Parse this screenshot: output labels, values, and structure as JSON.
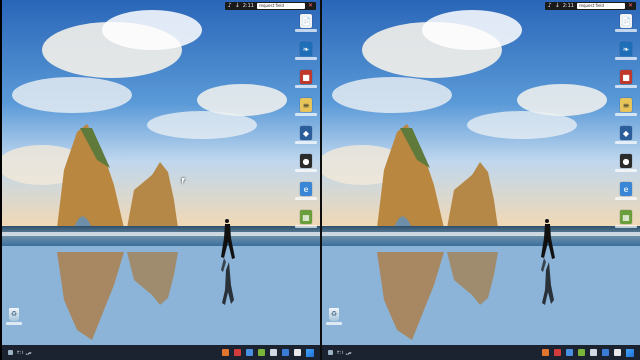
{
  "layout": {
    "screens": 2
  },
  "desktop": {
    "wallpaper": "beach-sea-stacks-runner",
    "topbar": {
      "bell_symbol": "♪",
      "arrow_symbol": "↓",
      "time": "2:11",
      "search_text": "request field",
      "close_symbol": "✕"
    },
    "icons": [
      {
        "name": "file-icon",
        "glyph": "📄",
        "color": "#f2f2f2"
      },
      {
        "name": "bird-app-icon",
        "glyph": "❧",
        "color": "#1e6fb8"
      },
      {
        "name": "red-app-icon",
        "glyph": "■",
        "color": "#c0392b"
      },
      {
        "name": "document-icon",
        "glyph": "≡",
        "color": "#e8c55a"
      },
      {
        "name": "blue-app-icon",
        "glyph": "◆",
        "color": "#2a5d9a"
      },
      {
        "name": "dark-app-icon",
        "glyph": "●",
        "color": "#2b2b2b"
      },
      {
        "name": "ie-icon",
        "glyph": "e",
        "color": "#3a86d6"
      },
      {
        "name": "colorful-app-icon",
        "glyph": "▦",
        "color": "#6a9e3a"
      }
    ],
    "recycle_bin": {
      "glyph": "♻"
    },
    "taskbar": {
      "clock_text": "ص ٢:١",
      "tray_icons": [
        "orange-app",
        "red-app",
        "blue-app",
        "green-app",
        "gray-app",
        "word-app",
        "white-app"
      ]
    }
  }
}
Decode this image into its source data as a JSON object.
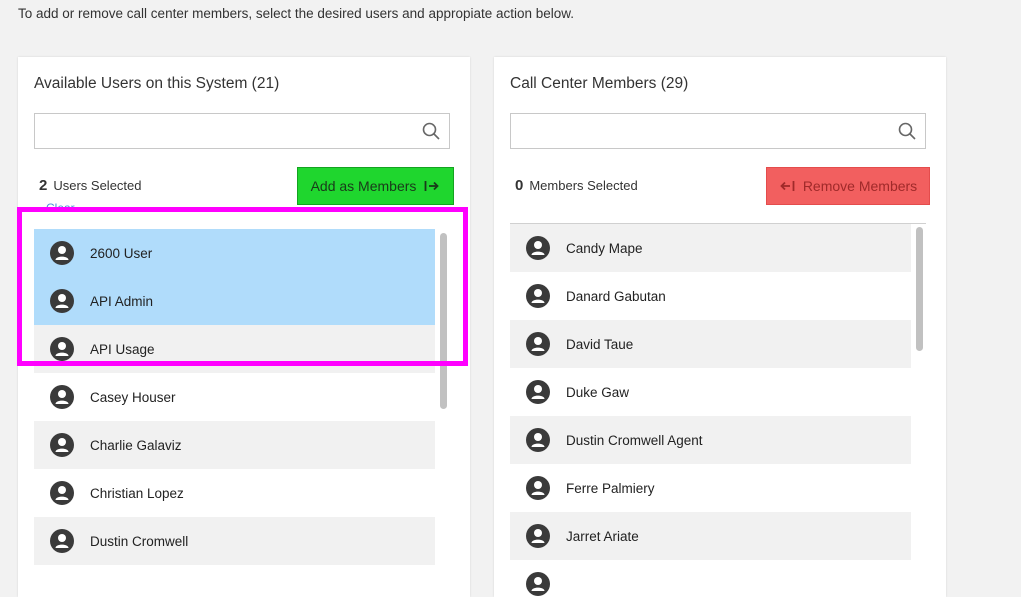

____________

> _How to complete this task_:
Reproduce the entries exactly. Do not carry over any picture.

> _Solved exercise_:
Parse this screenshot: output labels, values, and structure as JSON.
{
  "layout": {
    "screens": 2
  },
  "desktop": {
    "wallpaper": "beach-sea-stacks-runner",
    "topbar": {
      "bell_symbol": "♪",
      "arrow_symbol": "↓",
      "time": "2:11",
      "search_text": "request field",
      "close_symbol": "✕"
    },
    "icons": [
      {
        "name": "file-icon",
        "glyph": "📄",
        "color": "#f2f2f2"
      },
      {
        "name": "bird-app-icon",
        "glyph": "❧",
        "color": "#1e6fb8"
      },
      {
        "name": "red-app-icon",
        "glyph": "■",
        "color": "#c0392b"
      },
      {
        "name": "document-icon",
        "glyph": "≡",
        "color": "#e8c55a"
      },
      {
        "name": "blue-app-icon",
        "glyph": "◆",
        "color": "#2a5d9a"
      },
      {
        "name": "dark-app-icon",
        "glyph": "●",
        "color": "#2b2b2b"
      },
      {
        "name": "ie-icon",
        "glyph": "e",
        "color": "#3a86d6"
      },
      {
        "name": "colorful-app-icon",
        "glyph": "▦",
        "color": "#6a9e3a"
      }
    ],
    "recycle_bin": {
      "glyph": "♻"
    },
    "taskbar": {
      "clock_text": "ص ٢:١",
      "tray_icons": [
        "orange-app",
        "red-app",
        "blue-app",
        "green-app",
        "gray-app",
        "word-app",
        "white-app"
      ]
    }
  }
}
Decode this image into its source data as a JSON object.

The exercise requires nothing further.